22. A writer mustn't shift your point of view.

23. Don't write a run-on sentence you've got to punctuate it.

24. A preposition isn't a good thing to end a sentence with.

25. Avoid clichés like the plague.

Sunday, 12 October 2008

plump or plunk?

plump

–verb (used without object)

1. to drop or fall heavily or suddenly; come down abruptly or with direct impact. 

2. Chiefly British. to vote exclusively for one candidate in an election, instead of distributing or splitting one's votes among a number. 

–verb (used with object)

3. to drop or throw heavily or suddenly (often fol. by down): He plumped himself down and fell asleep. 

4. to utter or say bluntly (often fol. by out): She plumps out the truth at the oddest times. 

5. to praise or extol: road signs plumping the delights of a new candy bar. 

plunk

–verb (used with object)

1. to pluck (a stringed instrument or its strings); twang: to plunk a guitar. 

2. to throw, push, put, drop, etc., heavily or suddenly; plump (often fol. by down): Plunk down your money. She plunked herself down on the seat. 

3. to push, shove, toss, etc. (sometimes fol. by in, over, etc.): to plunk the ball over the net; to plunk a pencil into a drawer. 

–verb (used without object)

4. to give forth a twanging sound. 

5. to drop heavily or suddenly; plump (often fol. by down): to plunk down somewhere and take a nap. 

from http://dictionary.reference.com/

Saturday, 11 October 2008

Crooks ram police car at The Timber Yard

Criminals escaped by reverse-ramming the police car that pursued their vehicle after they were disturbed committing a theft at Weston-sub-Edge.

A member of the public alerted the police after witnessing a theft in progress at The Timber Yard, Buckle Street at about 10pm on Saturday.

Officers arrived in a Gloucestershire Constabulary Ford Focus estate car from Stow police station and pursued the intruders when they drove off, towards Saintbury Hill, in a silver Vauxhall pick-up truck.

The offenders deliberately reversed the back of the truck into the front of the police vehicle, causing minor damage to the Ford.

They then drove off and got away.

Nobody was hurt and the police do not yet know if anything was stolen from the Timber Yard.

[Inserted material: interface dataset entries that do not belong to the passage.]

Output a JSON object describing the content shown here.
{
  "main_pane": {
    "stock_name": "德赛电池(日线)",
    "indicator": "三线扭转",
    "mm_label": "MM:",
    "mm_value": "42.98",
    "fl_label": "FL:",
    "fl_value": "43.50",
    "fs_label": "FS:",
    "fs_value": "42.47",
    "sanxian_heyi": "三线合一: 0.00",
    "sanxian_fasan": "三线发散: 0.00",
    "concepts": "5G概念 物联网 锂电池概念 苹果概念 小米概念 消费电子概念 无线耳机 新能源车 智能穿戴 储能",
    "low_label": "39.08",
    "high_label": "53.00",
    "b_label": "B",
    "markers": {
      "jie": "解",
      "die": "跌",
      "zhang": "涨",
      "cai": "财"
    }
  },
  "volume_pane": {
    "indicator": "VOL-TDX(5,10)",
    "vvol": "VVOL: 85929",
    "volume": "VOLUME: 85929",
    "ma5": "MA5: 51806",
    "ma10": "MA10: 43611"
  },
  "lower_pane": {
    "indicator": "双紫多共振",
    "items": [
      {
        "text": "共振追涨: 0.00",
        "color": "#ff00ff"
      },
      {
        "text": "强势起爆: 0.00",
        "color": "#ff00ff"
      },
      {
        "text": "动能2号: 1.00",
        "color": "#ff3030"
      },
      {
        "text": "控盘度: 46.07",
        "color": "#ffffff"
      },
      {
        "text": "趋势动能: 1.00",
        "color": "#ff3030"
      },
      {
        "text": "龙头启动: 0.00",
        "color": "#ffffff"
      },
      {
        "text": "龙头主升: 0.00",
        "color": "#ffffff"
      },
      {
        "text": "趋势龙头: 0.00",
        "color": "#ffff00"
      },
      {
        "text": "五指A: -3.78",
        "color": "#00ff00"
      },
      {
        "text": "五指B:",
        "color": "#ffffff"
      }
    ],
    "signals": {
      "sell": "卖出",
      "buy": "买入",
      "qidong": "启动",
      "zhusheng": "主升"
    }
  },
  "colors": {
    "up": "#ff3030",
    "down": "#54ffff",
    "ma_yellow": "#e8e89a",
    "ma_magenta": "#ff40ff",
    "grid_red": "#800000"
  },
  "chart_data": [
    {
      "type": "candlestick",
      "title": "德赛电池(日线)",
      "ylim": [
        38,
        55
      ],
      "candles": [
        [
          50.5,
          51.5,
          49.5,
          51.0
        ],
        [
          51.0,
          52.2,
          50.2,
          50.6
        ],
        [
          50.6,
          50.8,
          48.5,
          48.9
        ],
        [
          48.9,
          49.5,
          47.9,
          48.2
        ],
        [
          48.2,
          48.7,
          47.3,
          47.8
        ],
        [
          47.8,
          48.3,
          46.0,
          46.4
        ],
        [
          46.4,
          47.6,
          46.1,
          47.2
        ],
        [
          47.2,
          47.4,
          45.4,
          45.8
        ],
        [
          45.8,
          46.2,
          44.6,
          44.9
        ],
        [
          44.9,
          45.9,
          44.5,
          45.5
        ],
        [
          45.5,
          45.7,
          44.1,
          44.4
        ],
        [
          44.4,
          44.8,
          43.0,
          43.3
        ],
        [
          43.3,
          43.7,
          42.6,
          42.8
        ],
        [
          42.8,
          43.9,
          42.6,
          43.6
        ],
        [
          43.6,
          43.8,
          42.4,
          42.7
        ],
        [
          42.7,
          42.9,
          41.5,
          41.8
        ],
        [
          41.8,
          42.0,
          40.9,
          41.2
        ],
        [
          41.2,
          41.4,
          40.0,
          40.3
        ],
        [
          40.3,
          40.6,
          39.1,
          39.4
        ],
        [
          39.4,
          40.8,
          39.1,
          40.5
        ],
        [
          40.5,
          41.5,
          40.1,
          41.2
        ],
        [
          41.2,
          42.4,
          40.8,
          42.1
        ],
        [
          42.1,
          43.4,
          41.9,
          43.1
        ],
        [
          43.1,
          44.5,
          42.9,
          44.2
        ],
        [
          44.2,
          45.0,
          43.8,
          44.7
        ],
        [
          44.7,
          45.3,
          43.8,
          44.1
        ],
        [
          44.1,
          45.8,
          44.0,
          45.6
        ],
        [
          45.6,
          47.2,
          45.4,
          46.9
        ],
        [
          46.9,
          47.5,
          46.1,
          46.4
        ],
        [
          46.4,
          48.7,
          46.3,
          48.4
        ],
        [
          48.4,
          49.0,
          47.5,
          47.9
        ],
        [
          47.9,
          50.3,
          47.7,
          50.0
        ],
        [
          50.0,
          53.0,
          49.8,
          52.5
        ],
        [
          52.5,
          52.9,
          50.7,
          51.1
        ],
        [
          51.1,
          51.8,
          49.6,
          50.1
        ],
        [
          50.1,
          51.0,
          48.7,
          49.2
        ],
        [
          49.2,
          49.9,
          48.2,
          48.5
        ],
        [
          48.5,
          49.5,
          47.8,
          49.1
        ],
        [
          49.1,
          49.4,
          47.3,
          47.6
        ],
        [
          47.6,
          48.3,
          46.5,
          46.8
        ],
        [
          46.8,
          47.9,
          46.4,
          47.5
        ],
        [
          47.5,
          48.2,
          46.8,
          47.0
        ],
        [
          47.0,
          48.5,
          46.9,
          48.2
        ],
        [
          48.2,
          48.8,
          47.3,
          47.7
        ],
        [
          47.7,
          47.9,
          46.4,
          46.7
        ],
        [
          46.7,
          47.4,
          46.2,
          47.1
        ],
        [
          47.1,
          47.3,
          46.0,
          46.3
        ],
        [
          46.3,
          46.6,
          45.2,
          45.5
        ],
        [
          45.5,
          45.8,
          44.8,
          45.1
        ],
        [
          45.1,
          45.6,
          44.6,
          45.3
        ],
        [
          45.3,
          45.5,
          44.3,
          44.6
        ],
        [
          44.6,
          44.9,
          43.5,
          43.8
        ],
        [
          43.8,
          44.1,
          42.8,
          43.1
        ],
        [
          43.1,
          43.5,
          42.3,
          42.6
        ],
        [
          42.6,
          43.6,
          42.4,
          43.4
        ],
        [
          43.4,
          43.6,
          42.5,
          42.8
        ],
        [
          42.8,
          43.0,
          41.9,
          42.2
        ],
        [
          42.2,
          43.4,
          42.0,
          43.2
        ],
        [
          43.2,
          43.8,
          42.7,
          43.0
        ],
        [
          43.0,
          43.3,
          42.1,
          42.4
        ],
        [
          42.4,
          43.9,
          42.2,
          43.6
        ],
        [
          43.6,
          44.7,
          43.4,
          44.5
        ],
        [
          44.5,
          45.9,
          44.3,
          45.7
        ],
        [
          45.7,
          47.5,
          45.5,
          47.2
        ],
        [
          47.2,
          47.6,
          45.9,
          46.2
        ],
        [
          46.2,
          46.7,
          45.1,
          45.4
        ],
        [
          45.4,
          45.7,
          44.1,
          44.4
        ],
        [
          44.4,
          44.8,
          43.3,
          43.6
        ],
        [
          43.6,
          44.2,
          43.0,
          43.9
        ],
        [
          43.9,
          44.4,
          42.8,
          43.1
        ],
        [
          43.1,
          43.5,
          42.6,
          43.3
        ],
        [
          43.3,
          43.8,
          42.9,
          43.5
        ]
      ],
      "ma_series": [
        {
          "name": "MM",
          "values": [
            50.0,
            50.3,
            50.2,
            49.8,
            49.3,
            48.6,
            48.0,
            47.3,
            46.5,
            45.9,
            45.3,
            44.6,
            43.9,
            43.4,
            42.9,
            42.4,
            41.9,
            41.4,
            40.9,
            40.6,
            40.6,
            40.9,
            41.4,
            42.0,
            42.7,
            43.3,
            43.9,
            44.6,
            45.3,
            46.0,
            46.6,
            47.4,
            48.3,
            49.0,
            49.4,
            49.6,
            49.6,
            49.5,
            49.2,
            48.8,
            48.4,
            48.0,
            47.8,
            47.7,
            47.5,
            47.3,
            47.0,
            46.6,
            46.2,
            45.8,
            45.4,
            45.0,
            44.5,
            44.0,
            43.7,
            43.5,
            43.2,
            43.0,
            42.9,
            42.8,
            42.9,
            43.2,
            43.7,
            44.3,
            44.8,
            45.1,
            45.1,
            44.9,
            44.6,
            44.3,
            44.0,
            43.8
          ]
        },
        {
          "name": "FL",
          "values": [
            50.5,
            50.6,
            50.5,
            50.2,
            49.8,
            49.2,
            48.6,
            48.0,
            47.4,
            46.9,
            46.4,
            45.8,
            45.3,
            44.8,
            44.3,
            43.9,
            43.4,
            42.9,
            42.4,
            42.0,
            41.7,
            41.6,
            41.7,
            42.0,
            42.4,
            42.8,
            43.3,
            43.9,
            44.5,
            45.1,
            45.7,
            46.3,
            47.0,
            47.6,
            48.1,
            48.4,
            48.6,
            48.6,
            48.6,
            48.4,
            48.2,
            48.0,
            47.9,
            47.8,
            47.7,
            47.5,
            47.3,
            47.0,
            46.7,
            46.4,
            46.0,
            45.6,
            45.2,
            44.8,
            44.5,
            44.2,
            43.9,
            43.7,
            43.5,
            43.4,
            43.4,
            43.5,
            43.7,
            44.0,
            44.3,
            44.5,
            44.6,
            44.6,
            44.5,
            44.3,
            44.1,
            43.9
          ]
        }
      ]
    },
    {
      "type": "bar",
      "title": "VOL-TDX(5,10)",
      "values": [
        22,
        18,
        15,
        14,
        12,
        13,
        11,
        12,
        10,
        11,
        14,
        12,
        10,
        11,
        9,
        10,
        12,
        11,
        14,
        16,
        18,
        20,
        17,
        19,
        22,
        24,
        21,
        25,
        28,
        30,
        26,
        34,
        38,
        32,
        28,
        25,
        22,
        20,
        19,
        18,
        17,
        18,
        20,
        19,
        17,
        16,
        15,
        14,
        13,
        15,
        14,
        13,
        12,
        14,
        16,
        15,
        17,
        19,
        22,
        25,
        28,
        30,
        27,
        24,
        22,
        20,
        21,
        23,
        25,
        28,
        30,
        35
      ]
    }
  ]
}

By Simon Crump, Crooks Reverse ram Police Car (from Cotswold Journal), at http://www.cotswoldjournal.co.uk/display.var.2370303.0.crooks_reverseram_police_car.php